I spent years building team sets of one of the more popular teams among collectors (the Atlanta Braves) and (I'm assuming) was in competition with other Braves collectors for those cards. And while the occasional trade package contained a plethora of cardboard, trade material was (presumably) split between a number of us. Now that I'm a recovering Braves fan/collector who has moved on to my other team- the Seattle Mariners- I've come to realize there's an advantage to collecting the team whose cards no one wants.
I contacted P-Town Tom over at Eamus Catuli! recently to try to work out a trade for a few cards I thought he might like and, sure enough, Tom was interested. I was pleasantly surprised by the box that showed up in the mail, leading me to anoint him Tom Terrific. And that was before I saw those sweet dance moves!!
Sure, everyone loves the action photo of a hitter at the plate, swinging for the fences, but I still enjoy those shots of a player making a superb play in the field- like the card of Franklin Gutierrez below. Death to Flying Things (Gutierrez' nickname) might be the only guy here who has more moves than
Speaking of crazy.. included in this terrific box were cards of a crazy man (Milton Bradley) and a man making a crazy catch (Saunders).
I had such high hopes for Michael Pineda during his time in Seattle. I got the chance to watch him and Tommy Hanson battle one another from behind home plate during his rookie season. There was plenty of hype about him leading up to that game, but he didn't have his best stuff that night. Still, it was pretty exciting to see what I thought were two future aces. Despite the problems Pineda has had since his rookie season, the trade for Montero was still a huge blunder.
Some more Pineda, along with cards of the King. And look- an Arod sighting. I wonder how much longer before he gets a gig on Dancing with the Stars. You know it'll happen!
Let's throw in some of cards from my favorite Topps set from the '90s. This set seems to grow on me more and more with each passing year.
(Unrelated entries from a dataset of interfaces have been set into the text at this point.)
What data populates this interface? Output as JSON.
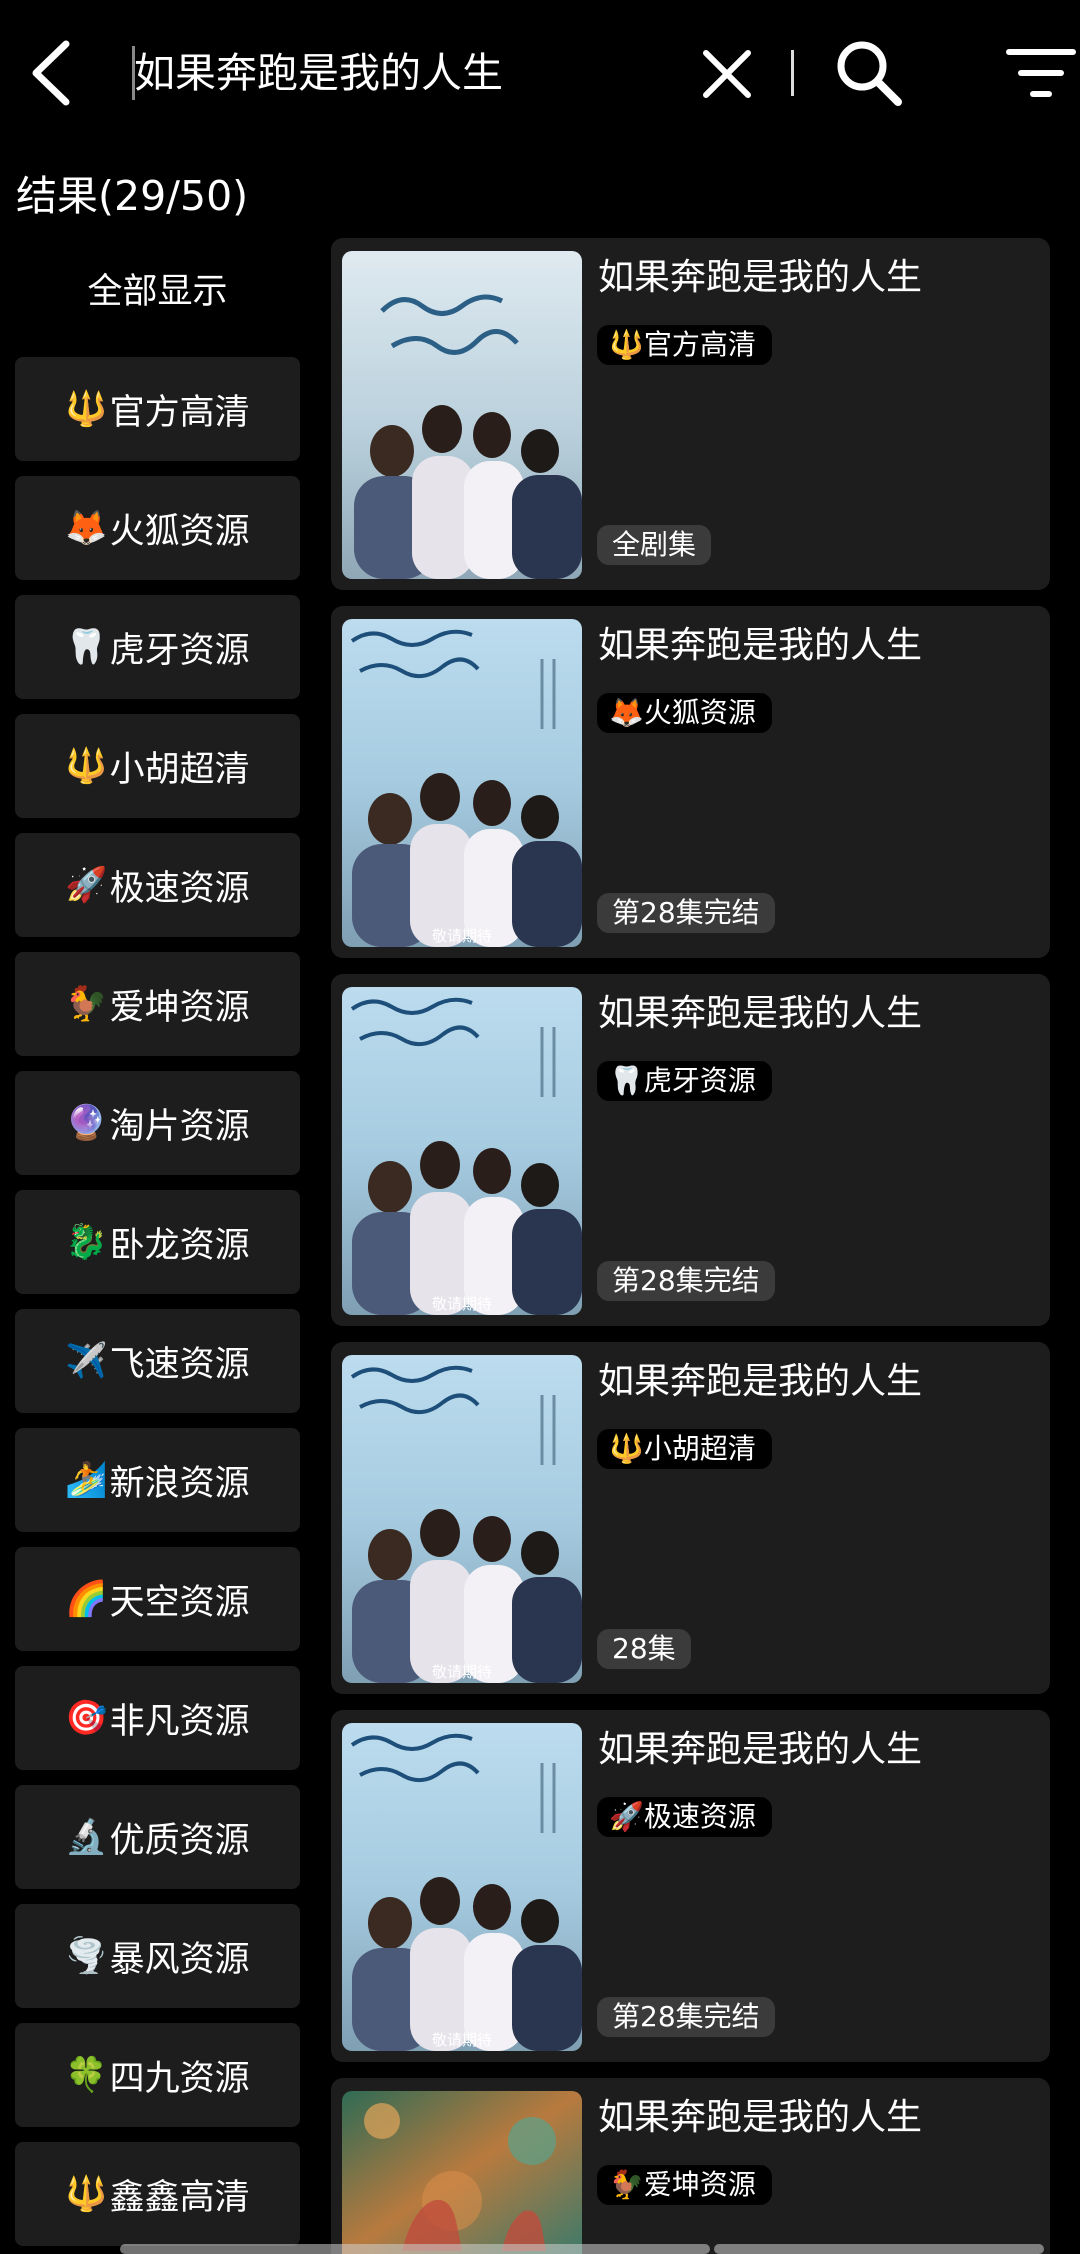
{
  "search": {
    "query": "如果奔跑是我的人生",
    "results_label": "结果(29/50)"
  },
  "icons": {
    "back": "chevron-left-icon",
    "clear": "close-icon",
    "search": "search-icon",
    "filter": "filter-icon"
  },
  "sidebar": {
    "show_all": "全部显示",
    "items": [
      {
        "emoji": "🔱",
        "label": "官方高清"
      },
      {
        "emoji": "🦊",
        "label": "火狐资源"
      },
      {
        "emoji": "🦷",
        "label": "虎牙资源"
      },
      {
        "emoji": "🔱",
        "label": "小胡超清"
      },
      {
        "emoji": "🚀",
        "label": "极速资源"
      },
      {
        "emoji": "🐓",
        "label": "爱坤资源"
      },
      {
        "emoji": "🔮",
        "label": "淘片资源"
      },
      {
        "emoji": "🐉",
        "label": "卧龙资源"
      },
      {
        "emoji": "✈️",
        "label": "飞速资源"
      },
      {
        "emoji": "🏄",
        "label": "新浪资源"
      },
      {
        "emoji": "🌈",
        "label": "天空资源"
      },
      {
        "emoji": "🎯",
        "label": "非凡资源"
      },
      {
        "emoji": "🔬",
        "label": "优质资源"
      },
      {
        "emoji": "🌪️",
        "label": "暴风资源"
      },
      {
        "emoji": "🍀",
        "label": "四九资源"
      },
      {
        "emoji": "🔱",
        "label": "鑫鑫高清"
      }
    ]
  },
  "results": [
    {
      "title": "如果奔跑是我的人生",
      "source": "🔱官方高清",
      "episodes": "全剧集",
      "poster_caption": ""
    },
    {
      "title": "如果奔跑是我的人生",
      "source": "🦊火狐资源",
      "episodes": "第28集完结",
      "poster_caption": "敬请期待"
    },
    {
      "title": "如果奔跑是我的人生",
      "source": "🦷虎牙资源",
      "episodes": "第28集完结",
      "poster_caption": "敬请期待"
    },
    {
      "title": "如果奔跑是我的人生",
      "source": "🔱小胡超清",
      "episodes": "28集",
      "poster_caption": "敬请期待"
    },
    {
      "title": "如果奔跑是我的人生",
      "source": "🚀极速资源",
      "episodes": "第28集完结",
      "poster_caption": "敬请期待"
    },
    {
      "title": "如果奔跑是我的人生",
      "source": "🐓爱坤资源",
      "episodes": "",
      "poster_caption": ""
    }
  ],
  "colors": {
    "background": "#000000",
    "panel": "#1d1d1d",
    "episode_badge": "#3b3b3b",
    "text": "#ffffff"
  }
}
I didn't mind seeing it in this past year's Archives product, either. This would be a good candidate to work on an autographed set, don't you think?
Rounding out this group will be an '83 and an '81 Topps. I do have to mention yet another great photo choice by Topps-- this one being the Edgar Martinez card. Known for his bat, most cards capture the future Hall of Famer at the plate; but every now and then card manufacturers would surprise us with a defensive shot (on early cards) or, like this one, on the base paths.
There were plenty of other cards include in this trade package, and they were just as appreciated. Thanks again for the trade, Tom, and I look forward to the next terrific trade!